## Work order:
Copy verbatim the span of lines beginning at the line that contains "Parse this screenshot: output" and ending with the final line of the data. Exclude pictures from the copy.

Excerpts from a dataset:
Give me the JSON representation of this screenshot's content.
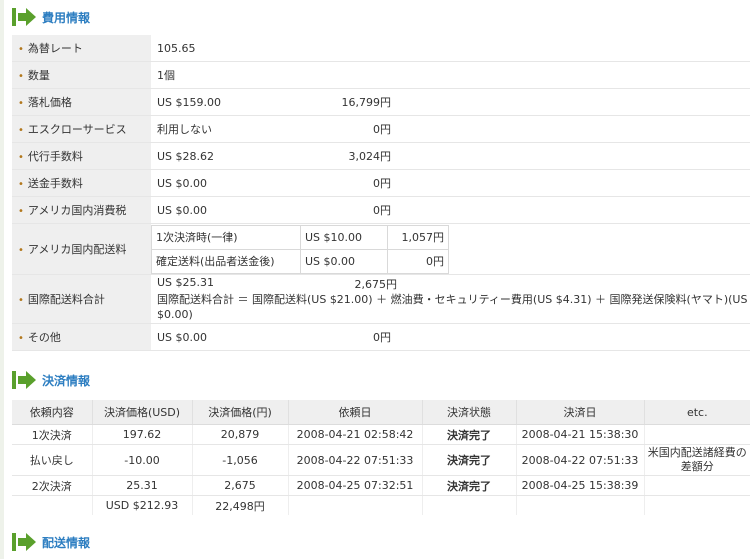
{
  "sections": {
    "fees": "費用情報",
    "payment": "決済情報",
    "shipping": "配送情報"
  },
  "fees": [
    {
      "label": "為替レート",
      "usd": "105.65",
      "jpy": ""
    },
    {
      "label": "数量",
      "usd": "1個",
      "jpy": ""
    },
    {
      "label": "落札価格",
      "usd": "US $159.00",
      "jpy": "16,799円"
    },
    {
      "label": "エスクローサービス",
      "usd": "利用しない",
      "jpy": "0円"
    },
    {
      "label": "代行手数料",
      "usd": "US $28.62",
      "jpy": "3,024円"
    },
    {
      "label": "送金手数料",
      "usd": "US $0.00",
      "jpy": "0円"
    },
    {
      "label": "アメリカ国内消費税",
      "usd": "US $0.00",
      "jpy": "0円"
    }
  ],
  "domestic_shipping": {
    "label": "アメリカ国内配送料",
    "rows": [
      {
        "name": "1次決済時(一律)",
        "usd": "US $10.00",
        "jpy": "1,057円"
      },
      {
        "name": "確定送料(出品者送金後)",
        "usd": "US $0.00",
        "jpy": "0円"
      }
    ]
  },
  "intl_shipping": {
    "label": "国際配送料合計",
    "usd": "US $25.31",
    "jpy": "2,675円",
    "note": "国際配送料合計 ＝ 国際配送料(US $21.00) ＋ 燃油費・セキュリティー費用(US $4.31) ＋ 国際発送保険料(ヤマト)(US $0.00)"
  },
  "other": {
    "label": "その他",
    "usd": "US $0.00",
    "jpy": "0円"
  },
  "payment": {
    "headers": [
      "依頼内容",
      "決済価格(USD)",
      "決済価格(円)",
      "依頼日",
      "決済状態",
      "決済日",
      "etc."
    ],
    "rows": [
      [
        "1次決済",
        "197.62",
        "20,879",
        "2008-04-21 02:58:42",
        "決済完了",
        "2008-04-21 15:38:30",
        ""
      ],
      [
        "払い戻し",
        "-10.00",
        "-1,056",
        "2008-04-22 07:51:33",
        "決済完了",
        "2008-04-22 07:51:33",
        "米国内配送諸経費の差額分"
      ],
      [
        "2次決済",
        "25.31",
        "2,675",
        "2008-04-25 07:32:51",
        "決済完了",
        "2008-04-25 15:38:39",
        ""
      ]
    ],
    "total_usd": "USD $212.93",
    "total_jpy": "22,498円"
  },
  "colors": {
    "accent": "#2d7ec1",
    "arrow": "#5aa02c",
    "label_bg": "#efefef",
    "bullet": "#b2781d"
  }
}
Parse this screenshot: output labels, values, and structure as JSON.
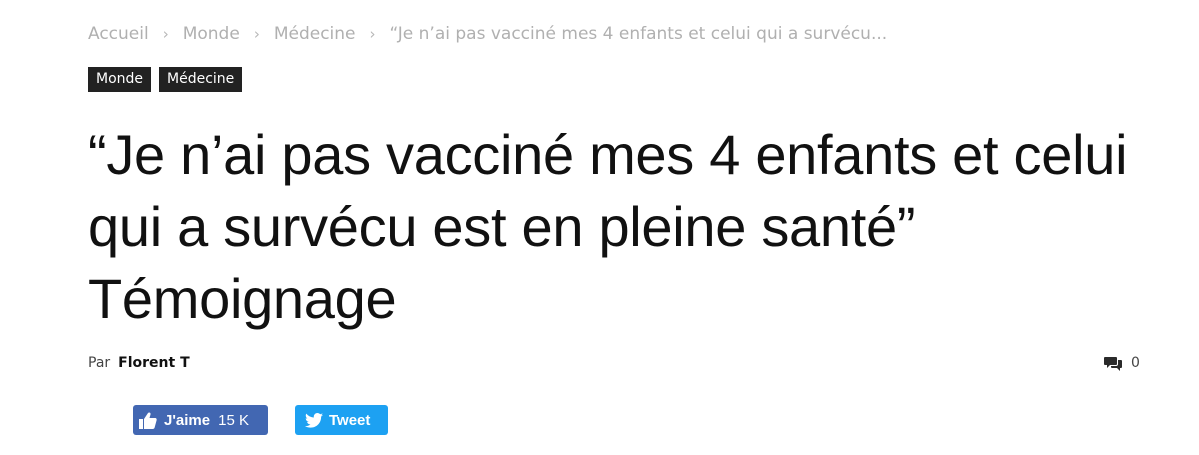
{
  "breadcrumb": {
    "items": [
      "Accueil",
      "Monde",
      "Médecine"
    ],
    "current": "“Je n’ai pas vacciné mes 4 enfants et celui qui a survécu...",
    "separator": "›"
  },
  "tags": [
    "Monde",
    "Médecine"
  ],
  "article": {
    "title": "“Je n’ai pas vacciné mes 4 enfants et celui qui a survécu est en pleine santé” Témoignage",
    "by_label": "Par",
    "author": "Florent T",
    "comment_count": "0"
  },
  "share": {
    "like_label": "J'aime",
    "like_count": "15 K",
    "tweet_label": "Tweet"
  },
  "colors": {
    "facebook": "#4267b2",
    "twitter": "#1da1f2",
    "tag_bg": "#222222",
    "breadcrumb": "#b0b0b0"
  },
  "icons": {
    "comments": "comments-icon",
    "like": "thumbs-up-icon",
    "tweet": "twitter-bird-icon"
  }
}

## Output of the exercise:
Parse this screenshot: output labels, values, and structure as JSON.
{
  "breadcrumb": {
    "items": [
      "Accueil",
      "Monde",
      "Médecine"
    ],
    "current": "“Je n’ai pas vacciné mes 4 enfants et celui qui a survécu...",
    "separator": "›"
  },
  "tags": [
    "Monde",
    "Médecine"
  ],
  "article": {
    "title": "“Je n’ai pas vacciné mes 4 enfants et celui qui a survécu est en pleine santé” Témoignage",
    "by_label": "Par",
    "author": "Florent T",
    "comment_count": "0"
  },
  "share": {
    "like_label": "J'aime",
    "like_count": "15 K",
    "tweet_label": "Tweet"
  },
  "colors": {
    "facebook": "#4267b2",
    "twitter": "#1da1f2",
    "tag_bg": "#222222",
    "breadcrumb": "#b0b0b0"
  },
  "icons": {
    "comments": "comments-icon",
    "like": "thumbs-up-icon",
    "tweet": "twitter-bird-icon"
  }
}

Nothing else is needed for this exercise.